It is quite possible that the Hitotsuyama team’s final race at Fuji in 2005 was the last appearance by a McLaren F1 GTR in international competition.
Following its tenure in Japan, ‘025R’ was subsequently sold to an international collector on whose behalf we offer it today. The car has been inspected this year to ‘Full McLaren Standards’ by McLaren Heritage – the report is available.
Presented in white with its original black interior, the condition of the car is consistent with that of a fully functioning, well-raced track weapon. Unsurprisingly, the local Japanese racing team had made subtle upgrades (mainly suspension tweaks) along the way both to maintain its competitive edge and to tailor it to local rules and circuit conditions. The car is complete and was fired up during the brief engine test.
The experts at McLaren sum it up when they describe ‘025R’ as: “the longest serving ‘Long Tail’ F1 racecar and [that] has obviously lived a varied life.”

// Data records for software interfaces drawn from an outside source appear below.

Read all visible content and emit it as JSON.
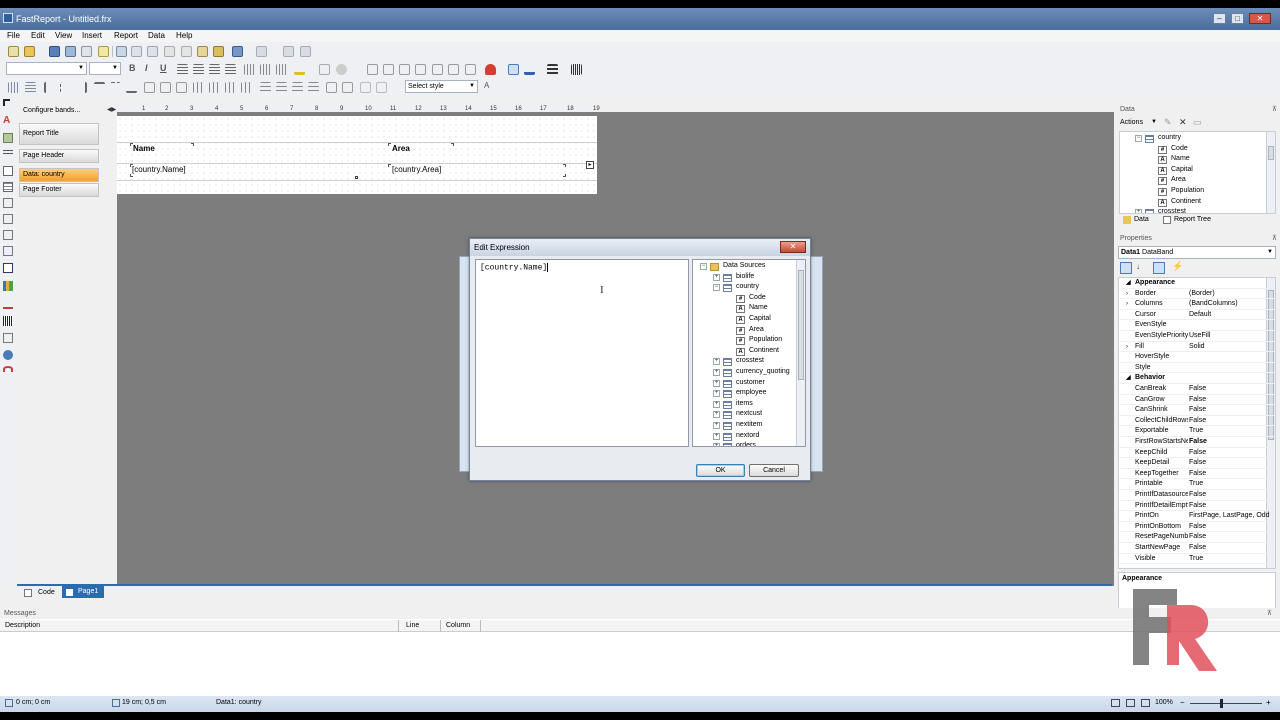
{
  "window": {
    "title": "FastReport - Untitled.frx",
    "min": "‒",
    "max": "□",
    "close": "✕"
  },
  "menu": [
    "File",
    "Edit",
    "View",
    "Insert",
    "Report",
    "Data",
    "Help"
  ],
  "toolbar": {
    "font_name": "",
    "font_size": "",
    "bold": "B",
    "italic": "I",
    "underline": "U",
    "style_combo": "Select style",
    "style_icon": "A",
    "configure_bands": "Configure bands..."
  },
  "bands": [
    "Report Title",
    "Page Header",
    "Data: country",
    "Page Footer"
  ],
  "ruler": [
    "1",
    "1",
    "2",
    "3",
    "4",
    "5",
    "6",
    "7",
    "8",
    "9",
    "10",
    "11",
    "12",
    "13",
    "14",
    "15",
    "16",
    "17",
    "18",
    "19"
  ],
  "report_page": {
    "header_name": "Name",
    "header_area": "Area",
    "data_name": "[country.Name]",
    "data_area": "[country.Area]"
  },
  "dialog": {
    "title": "Edit Expression",
    "close": "✕",
    "expression": "[country.Name]",
    "cursor": "I",
    "ok": "OK",
    "cancel": "Cancel",
    "tree": {
      "root": "Data Sources",
      "nodes": [
        {
          "label": "biolife",
          "level": 1,
          "kind": "table",
          "exp": "+"
        },
        {
          "label": "country",
          "level": 1,
          "kind": "table",
          "exp": "−"
        },
        {
          "label": "Code",
          "level": 2,
          "kind": "col",
          "glyph": "12"
        },
        {
          "label": "Name",
          "level": 2,
          "kind": "col",
          "glyph": "A"
        },
        {
          "label": "Capital",
          "level": 2,
          "kind": "col",
          "glyph": "A"
        },
        {
          "label": "Area",
          "level": 2,
          "kind": "col",
          "glyph": "12"
        },
        {
          "label": "Population",
          "level": 2,
          "kind": "col",
          "glyph": "12"
        },
        {
          "label": "Continent",
          "level": 2,
          "kind": "col",
          "glyph": "A"
        },
        {
          "label": "crosstest",
          "level": 1,
          "kind": "table",
          "exp": "+"
        },
        {
          "label": "currency_quoting",
          "level": 1,
          "kind": "table",
          "exp": "+"
        },
        {
          "label": "customer",
          "level": 1,
          "kind": "table",
          "exp": "+"
        },
        {
          "label": "employee",
          "level": 1,
          "kind": "table",
          "exp": "+"
        },
        {
          "label": "items",
          "level": 1,
          "kind": "table",
          "exp": "+"
        },
        {
          "label": "nextcust",
          "level": 1,
          "kind": "table",
          "exp": "+"
        },
        {
          "label": "nextitem",
          "level": 1,
          "kind": "table",
          "exp": "+"
        },
        {
          "label": "nextord",
          "level": 1,
          "kind": "table",
          "exp": "+"
        },
        {
          "label": "orders",
          "level": 1,
          "kind": "table",
          "exp": "+"
        }
      ]
    }
  },
  "data_panel": {
    "title": "Data",
    "actions": "Actions",
    "tree": [
      {
        "label": "country",
        "level": 0,
        "kind": "table"
      },
      {
        "label": "Code",
        "level": 1,
        "kind": "col",
        "glyph": "12"
      },
      {
        "label": "Name",
        "level": 1,
        "kind": "col",
        "glyph": "A"
      },
      {
        "label": "Capital",
        "level": 1,
        "kind": "col",
        "glyph": "A"
      },
      {
        "label": "Area",
        "level": 1,
        "kind": "col",
        "glyph": "12"
      },
      {
        "label": "Population",
        "level": 1,
        "kind": "col",
        "glyph": "12"
      },
      {
        "label": "Continent",
        "level": 1,
        "kind": "col",
        "glyph": "A"
      },
      {
        "label": "crosstest",
        "level": 0,
        "kind": "table"
      }
    ],
    "tab_data": "Data",
    "tab_tree": "Report Tree"
  },
  "properties_panel": {
    "title": "Properties",
    "object": "Data1",
    "object_type": "DataBand",
    "rows": [
      {
        "cat": true,
        "label": "Appearance"
      },
      {
        "label": "Border",
        "value": "(Border)",
        "exp": "›"
      },
      {
        "label": "Columns",
        "value": "(BandColumns)",
        "exp": "›"
      },
      {
        "label": "Cursor",
        "value": "Default"
      },
      {
        "label": "EvenStyle",
        "value": ""
      },
      {
        "label": "EvenStylePriority",
        "value": "UseFill"
      },
      {
        "label": "Fill",
        "value": "Solid",
        "exp": "›"
      },
      {
        "label": "HoverStyle",
        "value": ""
      },
      {
        "label": "Style",
        "value": ""
      },
      {
        "cat": true,
        "label": "Behavior"
      },
      {
        "label": "CanBreak",
        "value": "False"
      },
      {
        "label": "CanGrow",
        "value": "False"
      },
      {
        "label": "CanShrink",
        "value": "False"
      },
      {
        "label": "CollectChildRows",
        "value": "False"
      },
      {
        "label": "Exportable",
        "value": "True"
      },
      {
        "label": "FirstRowStartsNewPage",
        "value": "False"
      },
      {
        "label": "KeepChild",
        "value": "False"
      },
      {
        "label": "KeepDetail",
        "value": "False"
      },
      {
        "label": "KeepTogether",
        "value": "False"
      },
      {
        "label": "Printable",
        "value": "True"
      },
      {
        "label": "PrintIfDatasourceEmpty",
        "value": "False"
      },
      {
        "label": "PrintIfDetailEmpty",
        "value": "False"
      },
      {
        "label": "PrintOn",
        "value": "FirstPage, LastPage, Odd"
      },
      {
        "label": "PrintOnBottom",
        "value": "False"
      },
      {
        "label": "ResetPageNumber",
        "value": "False"
      },
      {
        "label": "StartNewPage",
        "value": "False"
      },
      {
        "label": "Visible",
        "value": "True"
      }
    ],
    "desc_title": "Appearance"
  },
  "page_tabs": {
    "code": "Code",
    "page1": "Page1"
  },
  "messages": {
    "title": "Messages",
    "col_desc": "Description",
    "col_line": "Line",
    "col_column": "Column"
  },
  "status": {
    "pos": "0 cm; 0 cm",
    "size": "19 cm; 0,5 cm",
    "object": "Data1:  country",
    "zoom": "100%"
  },
  "colors": {
    "accent": "#2b6cb0",
    "band_active": "#f0a030",
    "canvas": "#7d7d7d",
    "logo_gray": "#6f6f6f",
    "logo_red": "#e0505a"
  }
}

With values of F1s as healthy as ever, and the resources of McLaren Heritage at his or her disposal, ‘025R’s new owner has the option of a full restoration back to original race specification including its iconic 1997 Gulf Davidoff livery, or conversion to road specification. The likely investment in either option has been costed by McLaren this year and is available from us on request. A hard decision, but an enjoyable one...